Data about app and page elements
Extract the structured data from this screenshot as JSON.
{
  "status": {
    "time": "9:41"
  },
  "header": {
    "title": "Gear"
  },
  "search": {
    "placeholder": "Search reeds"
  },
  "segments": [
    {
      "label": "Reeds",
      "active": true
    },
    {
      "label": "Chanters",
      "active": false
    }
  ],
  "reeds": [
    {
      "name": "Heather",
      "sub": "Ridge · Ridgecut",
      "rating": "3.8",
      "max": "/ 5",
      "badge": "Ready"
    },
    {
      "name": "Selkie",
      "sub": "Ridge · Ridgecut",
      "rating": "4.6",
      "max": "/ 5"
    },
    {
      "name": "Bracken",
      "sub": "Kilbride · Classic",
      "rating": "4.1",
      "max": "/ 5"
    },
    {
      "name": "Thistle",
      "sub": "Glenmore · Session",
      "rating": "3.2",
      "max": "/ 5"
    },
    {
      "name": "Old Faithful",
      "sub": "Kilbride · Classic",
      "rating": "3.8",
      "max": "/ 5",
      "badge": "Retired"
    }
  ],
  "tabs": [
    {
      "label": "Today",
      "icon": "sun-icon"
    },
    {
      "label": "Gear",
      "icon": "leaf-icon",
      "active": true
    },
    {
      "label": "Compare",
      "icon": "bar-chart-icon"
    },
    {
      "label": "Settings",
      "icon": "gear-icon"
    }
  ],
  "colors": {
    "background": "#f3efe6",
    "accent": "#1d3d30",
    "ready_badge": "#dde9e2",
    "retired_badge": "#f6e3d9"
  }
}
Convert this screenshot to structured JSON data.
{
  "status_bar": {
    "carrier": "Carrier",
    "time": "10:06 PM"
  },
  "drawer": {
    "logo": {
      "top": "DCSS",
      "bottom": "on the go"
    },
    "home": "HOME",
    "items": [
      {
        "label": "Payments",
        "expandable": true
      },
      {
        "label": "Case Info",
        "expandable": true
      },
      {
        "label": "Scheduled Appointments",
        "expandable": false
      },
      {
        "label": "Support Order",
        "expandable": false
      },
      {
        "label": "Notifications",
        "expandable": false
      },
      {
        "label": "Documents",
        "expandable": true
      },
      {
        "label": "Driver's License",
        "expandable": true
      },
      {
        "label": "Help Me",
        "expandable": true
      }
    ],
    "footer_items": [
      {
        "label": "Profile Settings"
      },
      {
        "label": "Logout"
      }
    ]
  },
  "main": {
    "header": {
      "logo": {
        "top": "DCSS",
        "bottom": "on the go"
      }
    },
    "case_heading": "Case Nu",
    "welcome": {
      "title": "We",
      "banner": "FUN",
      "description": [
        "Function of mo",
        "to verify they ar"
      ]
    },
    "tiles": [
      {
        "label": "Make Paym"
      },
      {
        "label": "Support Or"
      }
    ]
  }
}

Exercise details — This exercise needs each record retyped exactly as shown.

Final answer —
Extract the structured data from this screenshot as JSON.
{
  "status": {
    "time": "9:41"
  },
  "header": {
    "title": "Gear"
  },
  "search": {
    "placeholder": "Search reeds"
  },
  "segments": [
    {
      "label": "Reeds",
      "active": true
    },
    {
      "label": "Chanters",
      "active": false
    }
  ],
  "reeds": [
    {
      "name": "Heather",
      "sub": "Ridge · Ridgecut",
      "rating": "3.8",
      "max": "/ 5",
      "badge": "Ready"
    },
    {
      "name": "Selkie",
      "sub": "Ridge · Ridgecut",
      "rating": "4.6",
      "max": "/ 5"
    },
    {
      "name": "Bracken",
      "sub": "Kilbride · Classic",
      "rating": "4.1",
      "max": "/ 5"
    },
    {
      "name": "Thistle",
      "sub": "Glenmore · Session",
      "rating": "3.2",
      "max": "/ 5"
    },
    {
      "name": "Old Faithful",
      "sub": "Kilbride · Classic",
      "rating": "3.8",
      "max": "/ 5",
      "badge": "Retired"
    }
  ],
  "tabs": [
    {
      "label": "Today",
      "icon": "sun-icon"
    },
    {
      "label": "Gear",
      "icon": "leaf-icon",
      "active": true
    },
    {
      "label": "Compare",
      "icon": "bar-chart-icon"
    },
    {
      "label": "Settings",
      "icon": "gear-icon"
    }
  ],
  "colors": {
    "background": "#f3efe6",
    "accent": "#1d3d30",
    "ready_badge": "#dde9e2",
    "retired_badge": "#f6e3d9"
  }
}
Convert this screenshot to structured JSON data.
{
  "status_bar": {
    "carrier": "Carrier",
    "time": "10:06 PM"
  },
  "drawer": {
    "logo": {
      "top": "DCSS",
      "bottom": "on the go"
    },
    "home": "HOME",
    "items": [
      {
        "label": "Payments",
        "expandable": true
      },
      {
        "label": "Case Info",
        "expandable": true
      },
      {
        "label": "Scheduled Appointments",
        "expandable": false
      },
      {
        "label": "Support Order",
        "expandable": false
      },
      {
        "label": "Notifications",
        "expandable": false
      },
      {
        "label": "Documents",
        "expandable": true
      },
      {
        "label": "Driver's License",
        "expandable": true
      },
      {
        "label": "Help Me",
        "expandable": true
      }
    ],
    "footer_items": [
      {
        "label": "Profile Settings"
      },
      {
        "label": "Logout"
      }
    ]
  },
  "main": {
    "header": {
      "logo": {
        "top": "DCSS",
        "bottom": "on the go"
      }
    },
    "case_heading": "Case Nu",
    "welcome": {
      "title": "We",
      "banner": "FUN",
      "description": [
        "Function of mo",
        "to verify they ar"
      ]
    },
    "tiles": [
      {
        "label": "Make Paym"
      },
      {
        "label": "Support Or"
      }
    ]
  }
}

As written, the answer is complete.